Lawmakers hadn’t approved a RFRA exactly. Instead, they passed a law banning any locality from including LGBT people in antidiscrimination ordinances. In other words, they wanted to ensure that discrimination against LGBT people remains legal no matter where you go in North Carolina. They also barred transgender people from using the bathroom that matches their gender identity in any government building, without citing a single incident caused in North Carolina by letting transgender people use the bathroom of their choice.
There’s much more at The Advocate, including the Phobie Finalists:
The Arizona pastor who once said that “if you executed the homos like God recommends, you wouldn’t have all this AIDS running rampant” was banned from multiple countries in 2016. The Southern Poverty Law Center long ago named his church — Faithful Word Baptist Church in Tempe — an antigay hate group. Now Steven Anderson’s reputation precedes him.
There’s always Ted Cruz. The Texas senator and former Phobie of the Year made his best try for president, airing a transphobic TV commercial and reaching out to the most homophobic elements of the party along the way.
The fight in court over transgender rights is being led on the transphobic side by Texas and its attorney general, Ken Paxton.
Where there’s a Ken Paxton, there’s often a Dan Patrick close behind. The Texas lieutenant governor is a noted anti-LGBT figure on his own. But he likes to tag-team with Paxton.
Dubbed “the hate whisperer” of the Republican Party, Tony Perkins was at it again in 2016.
Our favorite new bill is the Prevention of Emotional Neglect and Childhood Endangerment — or PENCE. It was proposed this year in New York’s Erie County as a way of protecting minors from so-called conversion therapy, the kind that has long been supported by Vice President-elect Mike Pence.
Ben Carson has said LGBT activists use “hate speech ridicule” to silence others, so he’s likely not a fan of being named a Phobie finalist.
This was the year that Phil Robertson fully embraced his transphobia. The Duck Dynasty patriarch actually raised money to pass “bathroom bills” right alongside fundraising for “religious freedom” laws.
Johns Hopkins University is home to one of the most notorious transphobes in the world of junk science: Paul McHugh.
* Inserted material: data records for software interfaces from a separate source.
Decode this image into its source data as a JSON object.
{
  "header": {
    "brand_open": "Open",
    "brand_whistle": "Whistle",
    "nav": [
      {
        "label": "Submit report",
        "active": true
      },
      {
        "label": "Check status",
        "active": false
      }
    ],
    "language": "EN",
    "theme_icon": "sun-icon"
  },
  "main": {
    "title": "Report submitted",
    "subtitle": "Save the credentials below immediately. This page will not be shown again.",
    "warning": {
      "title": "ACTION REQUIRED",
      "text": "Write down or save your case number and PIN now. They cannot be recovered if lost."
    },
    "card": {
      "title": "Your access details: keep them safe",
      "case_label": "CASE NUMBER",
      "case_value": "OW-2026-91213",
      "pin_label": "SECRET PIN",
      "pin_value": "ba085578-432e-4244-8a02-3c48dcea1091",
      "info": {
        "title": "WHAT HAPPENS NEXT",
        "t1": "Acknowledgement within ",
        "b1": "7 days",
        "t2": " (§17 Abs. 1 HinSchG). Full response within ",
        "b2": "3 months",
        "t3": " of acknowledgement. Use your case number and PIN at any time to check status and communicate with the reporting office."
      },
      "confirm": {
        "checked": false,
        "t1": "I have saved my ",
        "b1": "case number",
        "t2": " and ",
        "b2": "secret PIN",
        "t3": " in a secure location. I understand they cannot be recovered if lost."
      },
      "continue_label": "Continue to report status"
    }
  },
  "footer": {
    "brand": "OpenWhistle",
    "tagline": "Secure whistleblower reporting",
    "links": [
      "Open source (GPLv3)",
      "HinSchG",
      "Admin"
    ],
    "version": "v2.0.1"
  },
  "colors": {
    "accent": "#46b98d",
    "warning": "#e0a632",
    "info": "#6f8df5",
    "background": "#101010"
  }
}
Among the unsung homophobes of the last year is Phil Bryant, who has achieved much more compared to even Pat McCrory or Mike Pence when it comes to passing anti-LGBT legislation. But he manages to slide under the radar, maybe because he’s governor of Mississippi.
Mat & Anita Staver:
There’s a power couple among the anti-LGBT set: Mat and Anita Staver of Liberty Counsel. He’s the group’s lawyer, and she’s president.
Maybe this will be Sally Kern’s last year on the annual list of Phobies. Thanks to term limits, this was her last year in the Oklahoma House of Representatives serving District 84. But Kern — whose most horrible moments we’ve tracked over the years — made sure to deliver on last dig at LGBT people with her farewell address.
Via The Advocate.